**Goal of the exercise:** Search the listing below for "size". Copy each matching line.

**Dataset:**
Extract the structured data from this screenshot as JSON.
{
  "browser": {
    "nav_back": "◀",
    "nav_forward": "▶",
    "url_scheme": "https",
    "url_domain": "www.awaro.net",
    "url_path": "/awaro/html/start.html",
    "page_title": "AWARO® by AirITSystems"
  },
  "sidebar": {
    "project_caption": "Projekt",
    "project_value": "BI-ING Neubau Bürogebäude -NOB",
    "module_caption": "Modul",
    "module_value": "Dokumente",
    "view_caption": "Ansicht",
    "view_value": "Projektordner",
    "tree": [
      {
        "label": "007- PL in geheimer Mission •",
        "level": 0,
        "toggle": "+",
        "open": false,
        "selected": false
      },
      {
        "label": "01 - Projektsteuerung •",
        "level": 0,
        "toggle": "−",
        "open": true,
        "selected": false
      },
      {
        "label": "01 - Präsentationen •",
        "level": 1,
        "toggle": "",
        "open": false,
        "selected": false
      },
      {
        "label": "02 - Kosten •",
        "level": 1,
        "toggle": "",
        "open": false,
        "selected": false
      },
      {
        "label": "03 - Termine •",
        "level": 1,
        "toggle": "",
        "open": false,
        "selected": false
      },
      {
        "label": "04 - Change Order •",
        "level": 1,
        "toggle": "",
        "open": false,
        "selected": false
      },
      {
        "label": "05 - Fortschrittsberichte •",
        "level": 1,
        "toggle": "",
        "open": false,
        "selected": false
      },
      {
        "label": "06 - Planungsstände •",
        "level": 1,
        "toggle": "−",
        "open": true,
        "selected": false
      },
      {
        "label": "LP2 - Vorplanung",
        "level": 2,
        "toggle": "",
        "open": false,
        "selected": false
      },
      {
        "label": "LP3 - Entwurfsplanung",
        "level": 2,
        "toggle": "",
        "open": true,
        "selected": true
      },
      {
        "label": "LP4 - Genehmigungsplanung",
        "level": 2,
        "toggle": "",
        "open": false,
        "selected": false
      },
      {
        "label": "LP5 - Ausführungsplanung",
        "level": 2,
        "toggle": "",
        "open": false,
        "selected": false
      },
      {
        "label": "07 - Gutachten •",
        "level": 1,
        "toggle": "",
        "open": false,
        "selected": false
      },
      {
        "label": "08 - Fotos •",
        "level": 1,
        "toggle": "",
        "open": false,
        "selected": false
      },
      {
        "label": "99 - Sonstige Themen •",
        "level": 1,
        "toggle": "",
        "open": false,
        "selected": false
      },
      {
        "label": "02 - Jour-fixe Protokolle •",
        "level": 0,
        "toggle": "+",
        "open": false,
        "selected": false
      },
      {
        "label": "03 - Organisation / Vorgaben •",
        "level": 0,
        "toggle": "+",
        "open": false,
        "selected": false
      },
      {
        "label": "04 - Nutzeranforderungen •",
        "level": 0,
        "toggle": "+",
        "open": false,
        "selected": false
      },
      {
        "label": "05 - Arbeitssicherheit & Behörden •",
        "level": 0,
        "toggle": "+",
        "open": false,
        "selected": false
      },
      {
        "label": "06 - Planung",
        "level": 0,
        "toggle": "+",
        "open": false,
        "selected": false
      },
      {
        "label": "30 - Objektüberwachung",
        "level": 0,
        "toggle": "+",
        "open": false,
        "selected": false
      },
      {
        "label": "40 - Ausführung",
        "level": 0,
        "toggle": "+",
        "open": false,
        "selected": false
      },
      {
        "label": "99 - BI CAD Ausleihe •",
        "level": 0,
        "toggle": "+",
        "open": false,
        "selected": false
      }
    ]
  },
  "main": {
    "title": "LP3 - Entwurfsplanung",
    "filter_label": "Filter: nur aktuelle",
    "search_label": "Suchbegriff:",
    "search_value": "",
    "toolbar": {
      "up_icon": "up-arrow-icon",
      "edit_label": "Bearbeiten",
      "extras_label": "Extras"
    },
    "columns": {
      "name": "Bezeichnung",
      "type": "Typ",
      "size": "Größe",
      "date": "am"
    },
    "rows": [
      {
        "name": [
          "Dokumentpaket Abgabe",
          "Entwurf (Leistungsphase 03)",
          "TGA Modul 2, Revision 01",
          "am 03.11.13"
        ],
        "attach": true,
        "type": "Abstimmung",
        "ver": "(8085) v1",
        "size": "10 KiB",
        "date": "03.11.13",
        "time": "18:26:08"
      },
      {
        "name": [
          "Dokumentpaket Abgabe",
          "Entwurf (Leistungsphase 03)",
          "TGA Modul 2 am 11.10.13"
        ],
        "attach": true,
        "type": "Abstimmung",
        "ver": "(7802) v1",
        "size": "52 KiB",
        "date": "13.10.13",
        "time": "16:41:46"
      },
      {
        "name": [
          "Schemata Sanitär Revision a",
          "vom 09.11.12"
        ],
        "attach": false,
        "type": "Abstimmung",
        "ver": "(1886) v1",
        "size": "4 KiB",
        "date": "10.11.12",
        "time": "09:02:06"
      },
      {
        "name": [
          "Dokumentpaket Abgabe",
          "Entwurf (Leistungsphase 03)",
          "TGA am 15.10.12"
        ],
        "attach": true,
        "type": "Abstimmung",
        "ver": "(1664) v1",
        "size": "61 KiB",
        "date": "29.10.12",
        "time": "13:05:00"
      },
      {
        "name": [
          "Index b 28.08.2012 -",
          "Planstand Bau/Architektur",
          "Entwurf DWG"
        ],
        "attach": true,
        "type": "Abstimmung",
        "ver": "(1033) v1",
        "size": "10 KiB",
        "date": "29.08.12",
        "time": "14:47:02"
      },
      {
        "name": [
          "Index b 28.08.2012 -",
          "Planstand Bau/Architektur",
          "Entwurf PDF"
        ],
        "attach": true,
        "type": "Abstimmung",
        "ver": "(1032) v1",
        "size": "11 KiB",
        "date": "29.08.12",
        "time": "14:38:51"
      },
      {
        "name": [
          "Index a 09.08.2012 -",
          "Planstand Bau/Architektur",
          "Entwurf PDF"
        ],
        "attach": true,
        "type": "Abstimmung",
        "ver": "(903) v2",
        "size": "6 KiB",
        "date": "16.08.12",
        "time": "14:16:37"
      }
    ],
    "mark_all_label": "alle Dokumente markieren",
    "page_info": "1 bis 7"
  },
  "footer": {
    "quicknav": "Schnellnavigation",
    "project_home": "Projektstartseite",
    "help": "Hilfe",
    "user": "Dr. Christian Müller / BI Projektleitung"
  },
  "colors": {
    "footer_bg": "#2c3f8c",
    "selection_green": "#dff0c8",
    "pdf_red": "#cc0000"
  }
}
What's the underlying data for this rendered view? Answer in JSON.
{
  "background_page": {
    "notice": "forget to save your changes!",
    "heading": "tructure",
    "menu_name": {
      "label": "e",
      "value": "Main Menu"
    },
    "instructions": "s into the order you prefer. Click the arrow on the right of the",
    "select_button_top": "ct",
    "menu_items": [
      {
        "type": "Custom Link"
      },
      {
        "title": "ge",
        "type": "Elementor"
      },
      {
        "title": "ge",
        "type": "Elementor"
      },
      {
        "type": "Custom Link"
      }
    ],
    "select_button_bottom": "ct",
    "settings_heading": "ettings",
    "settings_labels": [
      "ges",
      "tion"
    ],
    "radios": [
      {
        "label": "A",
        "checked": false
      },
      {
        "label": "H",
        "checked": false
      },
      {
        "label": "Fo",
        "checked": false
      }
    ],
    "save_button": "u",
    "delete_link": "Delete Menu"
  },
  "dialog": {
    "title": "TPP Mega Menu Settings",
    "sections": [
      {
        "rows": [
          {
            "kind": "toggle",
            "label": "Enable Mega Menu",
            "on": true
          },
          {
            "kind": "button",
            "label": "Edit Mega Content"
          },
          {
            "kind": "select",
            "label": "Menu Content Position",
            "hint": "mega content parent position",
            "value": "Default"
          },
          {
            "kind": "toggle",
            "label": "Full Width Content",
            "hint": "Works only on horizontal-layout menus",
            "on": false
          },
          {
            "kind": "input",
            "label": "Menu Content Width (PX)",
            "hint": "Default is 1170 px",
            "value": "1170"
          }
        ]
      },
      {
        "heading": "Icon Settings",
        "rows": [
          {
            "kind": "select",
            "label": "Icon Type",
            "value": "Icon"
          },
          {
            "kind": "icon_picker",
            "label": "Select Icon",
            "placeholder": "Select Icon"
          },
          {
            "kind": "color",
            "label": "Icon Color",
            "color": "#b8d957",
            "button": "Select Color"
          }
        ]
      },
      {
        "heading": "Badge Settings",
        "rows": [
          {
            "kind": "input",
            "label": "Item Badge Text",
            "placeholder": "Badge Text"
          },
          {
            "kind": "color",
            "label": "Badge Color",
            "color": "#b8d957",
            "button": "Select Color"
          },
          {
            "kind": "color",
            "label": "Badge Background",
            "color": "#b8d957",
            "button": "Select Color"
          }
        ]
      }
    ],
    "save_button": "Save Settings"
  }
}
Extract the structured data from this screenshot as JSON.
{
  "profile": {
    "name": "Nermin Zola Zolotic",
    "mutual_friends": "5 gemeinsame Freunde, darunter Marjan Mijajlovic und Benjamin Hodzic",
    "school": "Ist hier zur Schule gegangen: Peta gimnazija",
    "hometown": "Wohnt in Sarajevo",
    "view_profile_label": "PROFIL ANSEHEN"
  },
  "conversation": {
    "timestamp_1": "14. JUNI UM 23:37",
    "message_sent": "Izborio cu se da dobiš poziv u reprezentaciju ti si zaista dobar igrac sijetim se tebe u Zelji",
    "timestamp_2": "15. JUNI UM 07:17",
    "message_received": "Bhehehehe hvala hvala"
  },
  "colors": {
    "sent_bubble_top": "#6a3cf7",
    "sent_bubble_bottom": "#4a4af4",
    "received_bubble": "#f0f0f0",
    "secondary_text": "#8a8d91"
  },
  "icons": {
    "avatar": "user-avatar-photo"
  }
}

**Solution to the exercise:**
      "size": "Größe",
        "size": "10 KiB",
        "size": "52 KiB",
        "size": "4 KiB",
        "size": "61 KiB",
        "size": "10 KiB",
        "size": "11 KiB",
        "size": "6 KiB",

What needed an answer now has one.